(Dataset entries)

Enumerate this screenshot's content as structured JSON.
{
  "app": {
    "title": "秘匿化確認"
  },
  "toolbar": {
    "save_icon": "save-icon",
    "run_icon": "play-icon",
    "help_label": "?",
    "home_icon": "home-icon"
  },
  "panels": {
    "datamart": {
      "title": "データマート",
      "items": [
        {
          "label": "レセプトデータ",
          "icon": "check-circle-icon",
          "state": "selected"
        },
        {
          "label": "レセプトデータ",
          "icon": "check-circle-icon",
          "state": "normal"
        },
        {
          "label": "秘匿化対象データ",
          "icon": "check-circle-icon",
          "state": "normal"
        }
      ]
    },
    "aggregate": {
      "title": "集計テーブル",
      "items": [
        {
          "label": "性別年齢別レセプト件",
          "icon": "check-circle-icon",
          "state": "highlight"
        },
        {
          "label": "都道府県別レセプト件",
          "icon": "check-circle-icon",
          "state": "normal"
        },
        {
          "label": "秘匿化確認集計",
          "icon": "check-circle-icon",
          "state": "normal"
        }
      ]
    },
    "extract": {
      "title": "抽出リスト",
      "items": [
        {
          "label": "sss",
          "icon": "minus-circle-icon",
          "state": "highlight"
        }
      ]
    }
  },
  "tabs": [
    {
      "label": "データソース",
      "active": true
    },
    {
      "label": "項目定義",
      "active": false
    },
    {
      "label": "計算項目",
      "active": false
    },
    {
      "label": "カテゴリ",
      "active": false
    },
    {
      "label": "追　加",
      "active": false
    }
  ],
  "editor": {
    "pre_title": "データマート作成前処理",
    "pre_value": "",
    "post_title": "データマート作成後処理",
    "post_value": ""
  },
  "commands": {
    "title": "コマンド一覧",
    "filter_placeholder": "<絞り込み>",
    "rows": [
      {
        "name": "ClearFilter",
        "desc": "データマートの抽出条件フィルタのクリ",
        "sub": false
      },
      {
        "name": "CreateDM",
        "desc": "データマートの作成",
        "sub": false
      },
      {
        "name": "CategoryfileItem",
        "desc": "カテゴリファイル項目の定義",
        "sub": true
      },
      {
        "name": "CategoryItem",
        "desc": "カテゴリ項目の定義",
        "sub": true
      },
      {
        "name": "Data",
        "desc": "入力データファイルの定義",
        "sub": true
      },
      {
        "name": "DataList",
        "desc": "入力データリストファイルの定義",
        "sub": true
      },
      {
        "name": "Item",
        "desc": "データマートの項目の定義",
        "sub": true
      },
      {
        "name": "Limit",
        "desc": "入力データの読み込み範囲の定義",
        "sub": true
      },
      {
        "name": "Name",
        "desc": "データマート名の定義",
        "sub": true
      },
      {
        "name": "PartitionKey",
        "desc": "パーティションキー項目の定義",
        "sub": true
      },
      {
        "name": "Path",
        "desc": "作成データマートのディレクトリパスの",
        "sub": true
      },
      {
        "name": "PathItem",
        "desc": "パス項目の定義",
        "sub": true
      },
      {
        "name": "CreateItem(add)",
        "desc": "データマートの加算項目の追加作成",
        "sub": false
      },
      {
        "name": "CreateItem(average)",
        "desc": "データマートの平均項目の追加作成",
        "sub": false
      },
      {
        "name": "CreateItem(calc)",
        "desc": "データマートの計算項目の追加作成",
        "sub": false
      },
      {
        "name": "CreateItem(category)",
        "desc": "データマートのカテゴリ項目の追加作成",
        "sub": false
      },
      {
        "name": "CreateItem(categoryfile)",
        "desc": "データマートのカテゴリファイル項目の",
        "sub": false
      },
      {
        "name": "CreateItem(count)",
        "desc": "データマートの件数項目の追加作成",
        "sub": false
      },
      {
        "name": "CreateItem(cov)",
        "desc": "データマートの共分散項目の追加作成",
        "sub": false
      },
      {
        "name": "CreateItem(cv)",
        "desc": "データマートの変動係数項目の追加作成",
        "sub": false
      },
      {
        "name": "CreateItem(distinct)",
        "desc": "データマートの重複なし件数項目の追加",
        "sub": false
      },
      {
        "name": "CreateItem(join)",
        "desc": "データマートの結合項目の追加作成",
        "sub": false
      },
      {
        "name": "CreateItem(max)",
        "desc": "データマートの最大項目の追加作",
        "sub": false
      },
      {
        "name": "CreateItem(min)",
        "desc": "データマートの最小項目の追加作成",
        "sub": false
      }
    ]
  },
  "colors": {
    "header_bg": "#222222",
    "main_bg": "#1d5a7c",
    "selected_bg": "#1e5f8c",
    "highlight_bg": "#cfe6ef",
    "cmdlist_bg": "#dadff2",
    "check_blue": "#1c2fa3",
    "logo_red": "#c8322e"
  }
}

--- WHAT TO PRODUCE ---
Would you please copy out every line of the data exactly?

--- ANSWER BELOW ---
Enumerate this screenshot's content as structured JSON.
{
  "app": {
    "title": "秘匿化確認"
  },
  "toolbar": {
    "save_icon": "save-icon",
    "run_icon": "play-icon",
    "help_label": "?",
    "home_icon": "home-icon"
  },
  "panels": {
    "datamart": {
      "title": "データマート",
      "items": [
        {
          "label": "レセプトデータ",
          "icon": "check-circle-icon",
          "state": "selected"
        },
        {
          "label": "レセプトデータ",
          "icon": "check-circle-icon",
          "state": "normal"
        },
        {
          "label": "秘匿化対象データ",
          "icon": "check-circle-icon",
          "state": "normal"
        }
      ]
    },
    "aggregate": {
      "title": "集計テーブル",
      "items": [
        {
          "label": "性別年齢別レセプト件",
          "icon": "check-circle-icon",
          "state": "highlight"
        },
        {
          "label": "都道府県別レセプト件",
          "icon": "check-circle-icon",
          "state": "normal"
        },
        {
          "label": "秘匿化確認集計",
          "icon": "check-circle-icon",
          "state": "normal"
        }
      ]
    },
    "extract": {
      "title": "抽出リスト",
      "items": [
        {
          "label": "sss",
          "icon": "minus-circle-icon",
          "state": "highlight"
        }
      ]
    }
  },
  "tabs": [
    {
      "label": "データソース",
      "active": true
    },
    {
      "label": "項目定義",
      "active": false
    },
    {
      "label": "計算項目",
      "active": false
    },
    {
      "label": "カテゴリ",
      "active": false
    },
    {
      "label": "追　加",
      "active": false
    }
  ],
  "editor": {
    "pre_title": "データマート作成前処理",
    "pre_value": "",
    "post_title": "データマート作成後処理",
    "post_value": ""
  },
  "commands": {
    "title": "コマンド一覧",
    "filter_placeholder": "<絞り込み>",
    "rows": [
      {
        "name": "ClearFilter",
        "desc": "データマートの抽出条件フィルタのクリ",
        "sub": false
      },
      {
        "name": "CreateDM",
        "desc": "データマートの作成",
        "sub": false
      },
      {
        "name": "CategoryfileItem",
        "desc": "カテゴリファイル項目の定義",
        "sub": true
      },
      {
        "name": "CategoryItem",
        "desc": "カテゴリ項目の定義",
        "sub": true
      },
      {
        "name": "Data",
        "desc": "入力データファイルの定義",
        "sub": true
      },
      {
        "name": "DataList",
        "desc": "入力データリストファイルの定義",
        "sub": true
      },
      {
        "name": "Item",
        "desc": "データマートの項目の定義",
        "sub": true
      },
      {
        "name": "Limit",
        "desc": "入力データの読み込み範囲の定義",
        "sub": true
      },
      {
        "name": "Name",
        "desc": "データマート名の定義",
        "sub": true
      },
      {
        "name": "PartitionKey",
        "desc": "パーティションキー項目の定義",
        "sub": true
      },
      {
        "name": "Path",
        "desc": "作成データマートのディレクトリパスの",
        "sub": true
      },
      {
        "name": "PathItem",
        "desc": "パス項目の定義",
        "sub": true
      },
      {
        "name": "CreateItem(add)",
        "desc": "データマートの加算項目の追加作成",
        "sub": false
      },
      {
        "name": "CreateItem(average)",
        "desc": "データマートの平均項目の追加作成",
        "sub": false
      },
      {
        "name": "CreateItem(calc)",
        "desc": "データマートの計算項目の追加作成",
        "sub": false
      },
      {
        "name": "CreateItem(category)",
        "desc": "データマートのカテゴリ項目の追加作成",
        "sub": false
      },
      {
        "name": "CreateItem(categoryfile)",
        "desc": "データマートのカテゴリファイル項目の",
        "sub": false
      },
      {
        "name": "CreateItem(count)",
        "desc": "データマートの件数項目の追加作成",
        "sub": false
      },
      {
        "name": "CreateItem(cov)",
        "desc": "データマートの共分散項目の追加作成",
        "sub": false
      },
      {
        "name": "CreateItem(cv)",
        "desc": "データマートの変動係数項目の追加作成",
        "sub": false
      },
      {
        "name": "CreateItem(distinct)",
        "desc": "データマートの重複なし件数項目の追加",
        "sub": false
      },
      {
        "name": "CreateItem(join)",
        "desc": "データマートの結合項目の追加作成",
        "sub": false
      },
      {
        "name": "CreateItem(max)",
        "desc": "データマートの最大項目の追加作",
        "sub": false
      },
      {
        "name": "CreateItem(min)",
        "desc": "データマートの最小項目の追加作成",
        "sub": false
      }
    ]
  },
  "colors": {
    "header_bg": "#222222",
    "main_bg": "#1d5a7c",
    "selected_bg": "#1e5f8c",
    "highlight_bg": "#cfe6ef",
    "cmdlist_bg": "#dadff2",
    "check_blue": "#1c2fa3",
    "logo_red": "#c8322e"
  }
}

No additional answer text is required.